CAPE TOWN – The words “I Dr A Motsoaledi, the Minister of Health, have determined on the recommendation of the Pricing Committee … that the single exit price (SEP) of medicines and scheduled substances may be adjusted to a maximum of 3.78 percent of the SEP of medicines and their related pack sizes that were available as at December 21” were just what the doctor ordered for pharmaceutical manufacturers.
Pharmaceutical manufacturers welcomed Minister Motsoaledi’s announcement of a 3.78 percent SEP increase for 2019, compared with a 1.2 percent in 2018.
Chairperson of the Pharmaceutical Task Group (PTG) Stavros Nicolau said the 1.2 percent SEP increase the pharmaceutical industry was granted in January of 2018 was materially lower than the increase in operating expenses that industry experienced, during a difficult trading environment.
“The industry welcomes the 3.78 percent upward adjustment, as this is more closely aligned to inflation which is the biggest driver of operating expense increases,” Nicolau.
PTG represents more than 90 percent of the pharmaceutical industry in South Africa.

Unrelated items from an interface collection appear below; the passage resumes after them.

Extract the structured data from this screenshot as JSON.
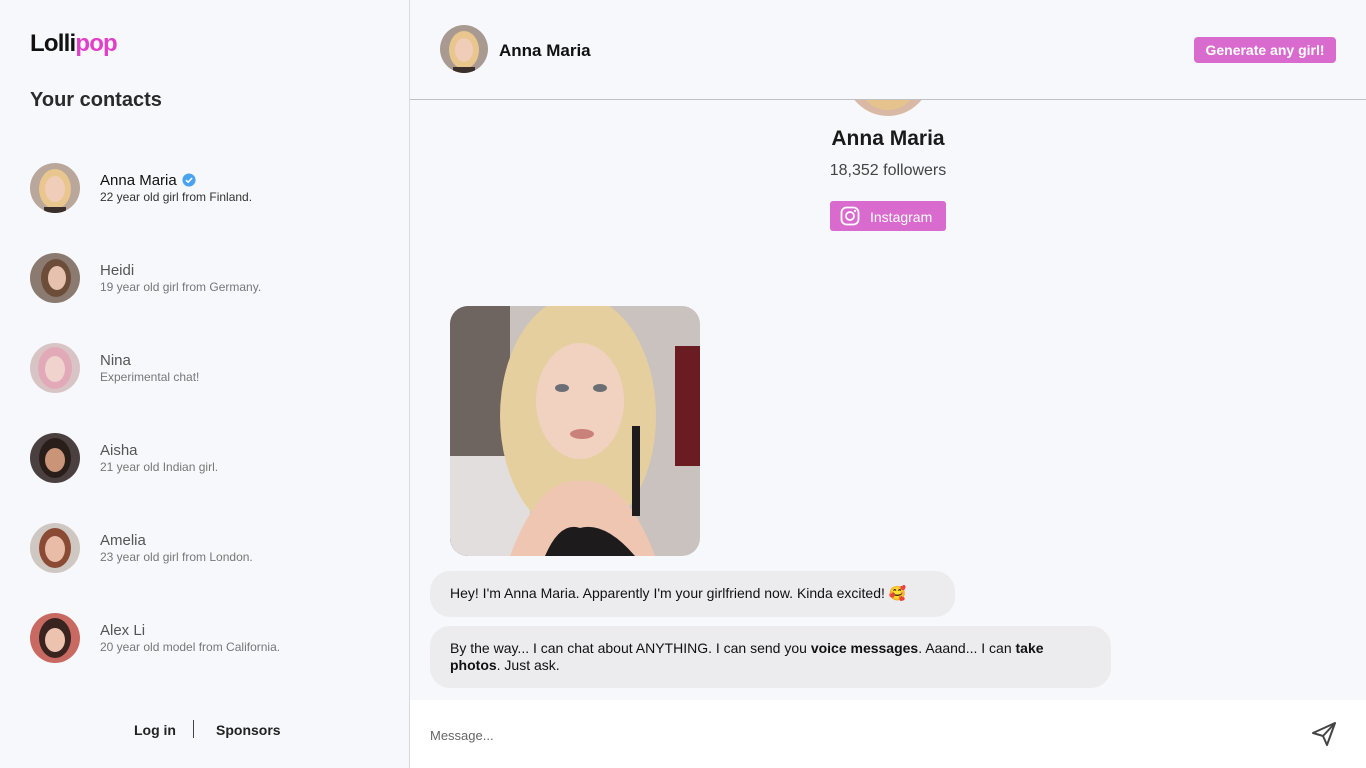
{
  "brand": {
    "logo_part1": "Lolli",
    "logo_part2": "pop"
  },
  "sidebar": {
    "title": "Your contacts",
    "contacts": [
      {
        "name": "Anna Maria",
        "subtitle": "22 year old girl from Finland.",
        "verified": true,
        "active": true
      },
      {
        "name": "Heidi",
        "subtitle": "19 year old girl from Germany."
      },
      {
        "name": "Nina",
        "subtitle": "Experimental chat!"
      },
      {
        "name": "Aisha",
        "subtitle": "21 year old Indian girl."
      },
      {
        "name": "Amelia",
        "subtitle": "23 year old girl from London."
      },
      {
        "name": "Alex Li",
        "subtitle": "20 year old model from California."
      }
    ],
    "footer": {
      "login": "Log in",
      "sponsors": "Sponsors"
    }
  },
  "header": {
    "name": "Anna Maria",
    "generate_button": "Generate any girl!"
  },
  "profile": {
    "name": "Anna Maria",
    "followers": "18,352 followers",
    "instagram_label": "Instagram"
  },
  "messages": {
    "m1": "Hey! I'm Anna Maria. Apparently I'm your girlfriend now. Kinda excited! 🥰",
    "m2_part1": "By the way... I can chat about ANYTHING. I can send you ",
    "m2_bold1": "voice messages",
    "m2_part2": ". Aaand... I can ",
    "m2_bold2": "take photos",
    "m2_part3": ". Just ask."
  },
  "composer": {
    "placeholder": "Message..."
  },
  "colors": {
    "accent": "#d86bcd",
    "logo_pink": "#e040c8",
    "bubble": "#ececee",
    "verified": "#4aa3f0"
  },
  "icons": {
    "verified": "verified-badge-icon",
    "instagram": "instagram-icon",
    "send": "send-icon"
  }
}
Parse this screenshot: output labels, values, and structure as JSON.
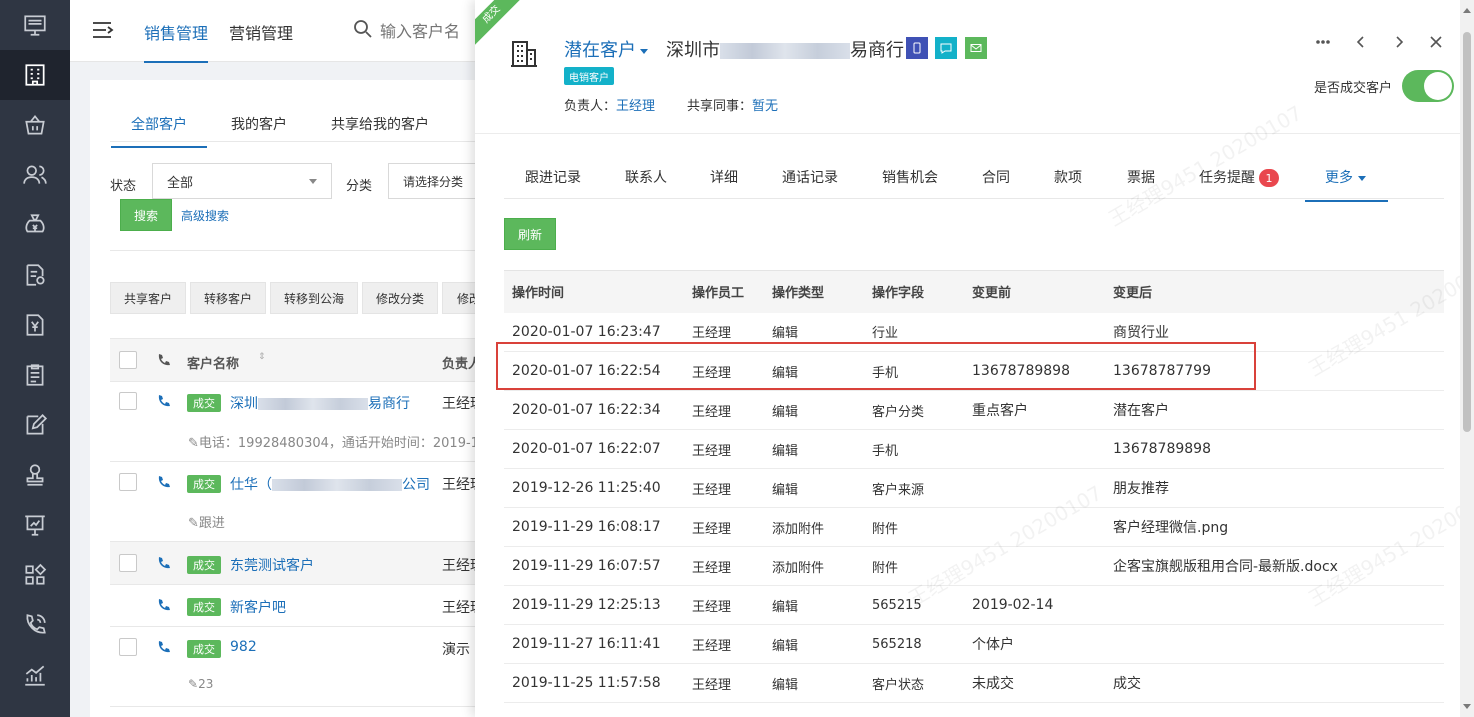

Nicolau said: “In addition the PTG is encouraged by its discussions with the National Department of Health and the pricing committee where a more streamlined process of both price increase submission and implementation is applied, as in some years there have been delays which have added to a difficult trading environment.”
“This year’s 2019 adjustment of 3.78 percent is more closely aligned to trading conditions and its more timeous implementation will assist the difficult environment and also reduce administrative burden in the sector, per the president’s call to reduce red tape and reduce the cost of doing business in our country.
Nicolau said medicine prices had come down significantly in the country since the inception of SEP. In 2003 medicines constituted about 24 percent of private health spend, this was now down to about 16 percent, according to council for medical schemes data.
The implementation of SEP has always been a controversial matter as, while it allows pharmaceutical manufacturers determine the launch price of their drugs, they may not raise their prices beyond the SEP set by the Minister of Health.
It effectively meant that the private pharmaceutical sector had to adjust from a free to a regulated market, where prices had to be cut and discounts discarded, according to Daleen Pretorius’ findings contained in a research report.
The pricing structure changed to a transparent structure. These price ceilings resulted into a decrease in gross profit margins within independent, group and hospital pharmacies in the private healthcare sector.
BUSINESS REPORT ONLINE